Listening to a presentation on student satisfaction survey results recently, I felt a sort of ambivalent sympathy with the administrative colleague whose job it is to assure students that we’re committed to ‘closing the feedback loop’, so that they can feel that their efforts in filling out our surveys result in meaningful action.
‘Closing the feedback loop’ is considered the acme of good practice, but it’s also the Everest of communication challenges. It relies on persuading everyone involved that ‘we’ can address the issues that ‘you’ have raised. Unfortunately, like all customer surveys, ours is an attempt to manage multiple elements by proxy actions, in which the business owner surveys the customers about their satisfaction with the staff, but has surprisingly limited direct means by which to fix any problems that come up. It’s then very difficult in turn to report back to the customer on actions taken.
This is made worse by the fact that the working context for the ups and downs tracked in the survey data is quite remote from the everyday experience of the administrators who scrutinise the results, even though we all work for the same employer, at the same location, and we see each other every day at the coffee cart and the ATM. Most administrative staff have been university students, but not so many have been university teachers. Meanwhile, few university teachers have professional administrative experience in, say, marketing or customer relations. Neither side has much idea what the other is saying to students about why universities exist or what we hope to achieve.
So really, who knows what’s going on in the lecture theatre, the classroom, the corridor or, increasingly, in students’ bedrooms and on the train, as more and more of our teaching contact takes place online? What is any of this supposed to feel like? What prompts a sense of satisfaction rather than dread in each of these circumstances? And how can the survey owners best use their brightly coloured bar graphs to direct academics to engage in remedial action at a distance, other than by hitching survey results to internal mechanisms for reward and career progress?
To do this raises the stakes considerably. As everyone and their surveymonkey knows, grievance warps the evaluation of a process that’s meant to produce challenging experiences. Few experiences are more challenging, and potentially dispiriting, than being graded—and this is where the really pointy feedback stuff is going on. As a result this is also where quite a bit of dissatisfaction occurs. What role should this dissatisfaction play in shaping career outcomes? What kind of cross-checking should occur? What kinds of reflections about contexts, constraints or opportunities might add to this narrow account of satisfaction in the very short-term?
So the awkward reality for my administrative colleague is that we don’t have one feedback loop that can be closed by institutional fiat. Rather, each encounter between students and teachers opens up multiple opportunities for feedback that are messy, compromised and heartfelt. Academics don’t give feedback lightly; we try over and over to find the right form of words that will help students learn from the ways in which they didn’t quite achieve what they set out to do. At the same time, we spend a lot of time wondering how students are going, and—crazy as this might sound—asking them directly about their experiences and their satisfaction while there’s still time to do something about it.

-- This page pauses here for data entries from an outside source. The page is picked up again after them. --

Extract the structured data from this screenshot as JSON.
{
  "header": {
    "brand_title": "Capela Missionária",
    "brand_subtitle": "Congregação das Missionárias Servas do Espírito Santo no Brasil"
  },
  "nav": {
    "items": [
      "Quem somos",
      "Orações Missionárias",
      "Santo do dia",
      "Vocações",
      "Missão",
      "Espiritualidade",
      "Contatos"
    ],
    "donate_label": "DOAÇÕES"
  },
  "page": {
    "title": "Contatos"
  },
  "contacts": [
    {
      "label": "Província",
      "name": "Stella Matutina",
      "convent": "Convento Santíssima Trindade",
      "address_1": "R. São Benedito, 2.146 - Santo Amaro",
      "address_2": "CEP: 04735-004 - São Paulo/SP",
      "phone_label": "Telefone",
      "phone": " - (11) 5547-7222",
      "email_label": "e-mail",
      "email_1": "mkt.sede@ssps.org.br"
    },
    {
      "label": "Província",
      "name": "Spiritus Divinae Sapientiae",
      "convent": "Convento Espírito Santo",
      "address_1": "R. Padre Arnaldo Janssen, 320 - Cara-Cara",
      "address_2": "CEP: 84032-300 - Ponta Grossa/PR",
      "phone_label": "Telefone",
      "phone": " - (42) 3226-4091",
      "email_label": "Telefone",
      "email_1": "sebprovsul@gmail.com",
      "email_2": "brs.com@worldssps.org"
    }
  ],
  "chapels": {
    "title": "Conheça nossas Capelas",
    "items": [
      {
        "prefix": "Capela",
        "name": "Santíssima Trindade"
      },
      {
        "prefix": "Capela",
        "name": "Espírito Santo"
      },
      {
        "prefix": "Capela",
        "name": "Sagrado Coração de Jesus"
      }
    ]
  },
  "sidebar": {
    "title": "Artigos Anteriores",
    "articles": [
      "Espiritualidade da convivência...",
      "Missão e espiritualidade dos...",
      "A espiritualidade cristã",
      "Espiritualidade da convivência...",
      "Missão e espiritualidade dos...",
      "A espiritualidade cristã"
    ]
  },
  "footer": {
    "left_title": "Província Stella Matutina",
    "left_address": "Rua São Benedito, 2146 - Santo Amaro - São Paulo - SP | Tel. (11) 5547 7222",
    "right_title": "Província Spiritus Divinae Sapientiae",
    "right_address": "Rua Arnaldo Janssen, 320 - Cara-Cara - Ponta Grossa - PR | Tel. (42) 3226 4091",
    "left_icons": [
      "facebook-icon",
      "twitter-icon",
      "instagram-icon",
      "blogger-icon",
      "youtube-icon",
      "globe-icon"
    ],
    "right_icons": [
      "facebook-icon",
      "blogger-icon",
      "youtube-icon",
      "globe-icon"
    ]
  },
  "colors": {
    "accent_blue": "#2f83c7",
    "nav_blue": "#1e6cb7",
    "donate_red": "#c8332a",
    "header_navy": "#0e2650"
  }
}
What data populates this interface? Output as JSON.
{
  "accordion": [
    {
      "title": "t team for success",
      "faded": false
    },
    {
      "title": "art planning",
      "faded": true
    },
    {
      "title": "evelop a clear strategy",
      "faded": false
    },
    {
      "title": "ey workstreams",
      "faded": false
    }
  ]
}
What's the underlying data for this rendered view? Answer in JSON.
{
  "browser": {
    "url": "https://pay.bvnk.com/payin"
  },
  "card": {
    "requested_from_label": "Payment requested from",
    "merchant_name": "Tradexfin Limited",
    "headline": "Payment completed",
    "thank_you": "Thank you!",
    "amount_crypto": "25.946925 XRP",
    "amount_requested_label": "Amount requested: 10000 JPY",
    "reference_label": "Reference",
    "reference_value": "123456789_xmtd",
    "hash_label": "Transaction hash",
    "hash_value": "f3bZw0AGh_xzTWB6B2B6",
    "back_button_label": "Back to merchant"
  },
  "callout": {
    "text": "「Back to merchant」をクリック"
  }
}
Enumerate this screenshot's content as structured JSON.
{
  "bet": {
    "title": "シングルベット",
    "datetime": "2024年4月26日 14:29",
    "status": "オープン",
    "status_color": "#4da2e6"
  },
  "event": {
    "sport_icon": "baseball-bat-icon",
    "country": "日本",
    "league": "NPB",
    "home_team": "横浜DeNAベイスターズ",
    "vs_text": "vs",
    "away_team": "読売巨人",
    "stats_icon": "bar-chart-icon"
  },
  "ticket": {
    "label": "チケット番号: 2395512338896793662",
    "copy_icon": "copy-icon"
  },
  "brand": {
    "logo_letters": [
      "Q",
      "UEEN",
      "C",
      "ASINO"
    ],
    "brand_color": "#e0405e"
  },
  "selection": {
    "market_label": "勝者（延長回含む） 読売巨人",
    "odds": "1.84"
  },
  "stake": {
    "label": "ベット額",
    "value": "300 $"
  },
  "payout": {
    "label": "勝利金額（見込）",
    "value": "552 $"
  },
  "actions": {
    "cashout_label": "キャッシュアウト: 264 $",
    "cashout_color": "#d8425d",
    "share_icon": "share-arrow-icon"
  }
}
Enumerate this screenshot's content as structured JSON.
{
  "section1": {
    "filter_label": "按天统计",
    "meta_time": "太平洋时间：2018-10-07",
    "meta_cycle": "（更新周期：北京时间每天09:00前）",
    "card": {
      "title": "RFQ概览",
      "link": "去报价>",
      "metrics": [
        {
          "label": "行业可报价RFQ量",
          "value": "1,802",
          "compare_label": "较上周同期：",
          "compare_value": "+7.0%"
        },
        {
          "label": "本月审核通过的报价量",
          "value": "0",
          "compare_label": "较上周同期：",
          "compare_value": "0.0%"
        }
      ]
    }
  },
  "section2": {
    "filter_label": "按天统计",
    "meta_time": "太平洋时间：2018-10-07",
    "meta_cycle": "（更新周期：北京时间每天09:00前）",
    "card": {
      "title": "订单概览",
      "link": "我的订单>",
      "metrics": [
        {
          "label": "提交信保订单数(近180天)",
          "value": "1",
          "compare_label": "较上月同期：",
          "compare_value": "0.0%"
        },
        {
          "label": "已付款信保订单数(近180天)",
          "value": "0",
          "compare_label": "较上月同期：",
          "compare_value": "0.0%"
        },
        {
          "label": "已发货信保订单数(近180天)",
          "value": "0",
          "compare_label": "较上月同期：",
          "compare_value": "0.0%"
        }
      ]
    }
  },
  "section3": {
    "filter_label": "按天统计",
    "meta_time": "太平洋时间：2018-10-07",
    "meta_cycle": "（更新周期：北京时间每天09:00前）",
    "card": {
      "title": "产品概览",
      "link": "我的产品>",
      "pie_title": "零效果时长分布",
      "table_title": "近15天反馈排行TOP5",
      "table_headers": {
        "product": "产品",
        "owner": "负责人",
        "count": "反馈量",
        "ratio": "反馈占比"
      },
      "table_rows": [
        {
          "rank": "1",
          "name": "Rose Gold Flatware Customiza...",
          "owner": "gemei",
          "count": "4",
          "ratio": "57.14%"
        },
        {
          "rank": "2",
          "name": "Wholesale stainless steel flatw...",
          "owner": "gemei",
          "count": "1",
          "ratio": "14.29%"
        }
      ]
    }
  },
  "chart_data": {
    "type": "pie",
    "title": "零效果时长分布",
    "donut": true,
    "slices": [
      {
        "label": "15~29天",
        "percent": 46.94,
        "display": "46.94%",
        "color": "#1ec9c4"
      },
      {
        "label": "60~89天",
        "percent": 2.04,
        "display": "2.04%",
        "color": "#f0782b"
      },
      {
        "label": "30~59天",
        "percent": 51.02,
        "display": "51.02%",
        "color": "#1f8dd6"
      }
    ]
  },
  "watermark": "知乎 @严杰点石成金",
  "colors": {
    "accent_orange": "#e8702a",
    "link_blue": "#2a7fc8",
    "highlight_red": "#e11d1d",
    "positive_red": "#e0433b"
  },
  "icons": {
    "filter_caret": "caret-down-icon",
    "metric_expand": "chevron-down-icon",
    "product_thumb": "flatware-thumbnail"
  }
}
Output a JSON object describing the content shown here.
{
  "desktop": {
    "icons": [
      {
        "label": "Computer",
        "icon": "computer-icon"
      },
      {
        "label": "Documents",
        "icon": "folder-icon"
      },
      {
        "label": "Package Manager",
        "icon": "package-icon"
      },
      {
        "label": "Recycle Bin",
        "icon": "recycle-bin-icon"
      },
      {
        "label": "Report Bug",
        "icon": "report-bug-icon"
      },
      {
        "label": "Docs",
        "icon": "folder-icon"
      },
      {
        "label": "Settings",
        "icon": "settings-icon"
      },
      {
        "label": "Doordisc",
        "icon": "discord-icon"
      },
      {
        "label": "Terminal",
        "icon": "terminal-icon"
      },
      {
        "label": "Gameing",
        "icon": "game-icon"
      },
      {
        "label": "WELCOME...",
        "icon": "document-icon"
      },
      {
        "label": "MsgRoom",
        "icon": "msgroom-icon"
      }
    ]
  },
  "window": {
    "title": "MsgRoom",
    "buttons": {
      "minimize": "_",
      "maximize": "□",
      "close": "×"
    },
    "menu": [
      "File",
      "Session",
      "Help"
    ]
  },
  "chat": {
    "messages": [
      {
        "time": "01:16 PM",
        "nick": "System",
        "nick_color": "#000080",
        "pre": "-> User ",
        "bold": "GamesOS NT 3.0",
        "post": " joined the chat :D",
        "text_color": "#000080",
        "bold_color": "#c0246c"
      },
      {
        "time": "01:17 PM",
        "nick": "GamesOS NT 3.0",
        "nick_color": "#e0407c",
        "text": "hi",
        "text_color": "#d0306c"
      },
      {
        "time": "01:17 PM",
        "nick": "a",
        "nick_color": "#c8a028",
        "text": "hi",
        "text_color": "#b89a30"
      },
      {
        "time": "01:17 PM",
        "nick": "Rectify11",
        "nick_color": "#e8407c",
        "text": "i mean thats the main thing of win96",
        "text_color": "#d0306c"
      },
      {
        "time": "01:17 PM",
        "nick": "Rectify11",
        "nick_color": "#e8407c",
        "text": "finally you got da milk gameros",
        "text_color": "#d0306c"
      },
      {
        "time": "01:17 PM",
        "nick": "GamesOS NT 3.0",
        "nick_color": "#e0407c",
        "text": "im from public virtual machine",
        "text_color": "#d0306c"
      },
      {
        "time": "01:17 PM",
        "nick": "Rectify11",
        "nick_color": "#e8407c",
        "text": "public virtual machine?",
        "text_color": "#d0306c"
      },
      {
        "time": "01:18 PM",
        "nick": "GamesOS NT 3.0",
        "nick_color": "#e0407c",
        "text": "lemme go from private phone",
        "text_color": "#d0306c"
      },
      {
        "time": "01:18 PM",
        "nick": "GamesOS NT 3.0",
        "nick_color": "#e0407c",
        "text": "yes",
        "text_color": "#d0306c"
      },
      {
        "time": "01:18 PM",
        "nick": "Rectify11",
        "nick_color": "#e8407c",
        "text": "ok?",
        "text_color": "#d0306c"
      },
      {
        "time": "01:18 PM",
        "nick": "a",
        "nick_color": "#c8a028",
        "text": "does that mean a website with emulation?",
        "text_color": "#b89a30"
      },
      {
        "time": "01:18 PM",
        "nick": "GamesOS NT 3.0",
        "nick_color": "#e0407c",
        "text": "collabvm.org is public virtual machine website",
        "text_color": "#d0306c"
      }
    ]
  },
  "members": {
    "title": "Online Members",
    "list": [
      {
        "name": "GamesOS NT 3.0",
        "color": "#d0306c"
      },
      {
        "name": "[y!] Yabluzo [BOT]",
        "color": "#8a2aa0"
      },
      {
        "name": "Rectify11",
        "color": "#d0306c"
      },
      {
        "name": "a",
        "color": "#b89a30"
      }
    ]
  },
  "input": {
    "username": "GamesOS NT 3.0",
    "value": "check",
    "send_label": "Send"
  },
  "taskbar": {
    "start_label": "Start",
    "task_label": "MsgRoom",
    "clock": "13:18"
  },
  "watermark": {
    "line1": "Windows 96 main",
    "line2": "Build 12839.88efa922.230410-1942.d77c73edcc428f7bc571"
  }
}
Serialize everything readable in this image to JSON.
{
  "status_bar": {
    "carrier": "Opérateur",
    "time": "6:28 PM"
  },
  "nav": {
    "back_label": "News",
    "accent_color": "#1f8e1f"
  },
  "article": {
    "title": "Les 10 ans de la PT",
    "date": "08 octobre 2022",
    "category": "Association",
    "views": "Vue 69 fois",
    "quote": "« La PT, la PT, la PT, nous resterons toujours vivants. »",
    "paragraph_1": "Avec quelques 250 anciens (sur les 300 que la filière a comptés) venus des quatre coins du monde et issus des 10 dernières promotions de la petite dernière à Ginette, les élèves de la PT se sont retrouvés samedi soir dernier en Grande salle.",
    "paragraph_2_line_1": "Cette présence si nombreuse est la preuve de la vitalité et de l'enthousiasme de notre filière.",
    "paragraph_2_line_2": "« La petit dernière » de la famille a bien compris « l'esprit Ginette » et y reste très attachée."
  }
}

In the end, the problem for our survey culture is that there is no unifying institutional ‘we’ that can coherently animate statements about what the university thinks, practices, believes or wants to do. But it’s probably worth quietly pointing out that academics and students spend a great deal more time with each other than either do with university administrators, so perhaps the best way to keep the feedback loop open is ensure that we have enough time and energy to learn from each other as we do.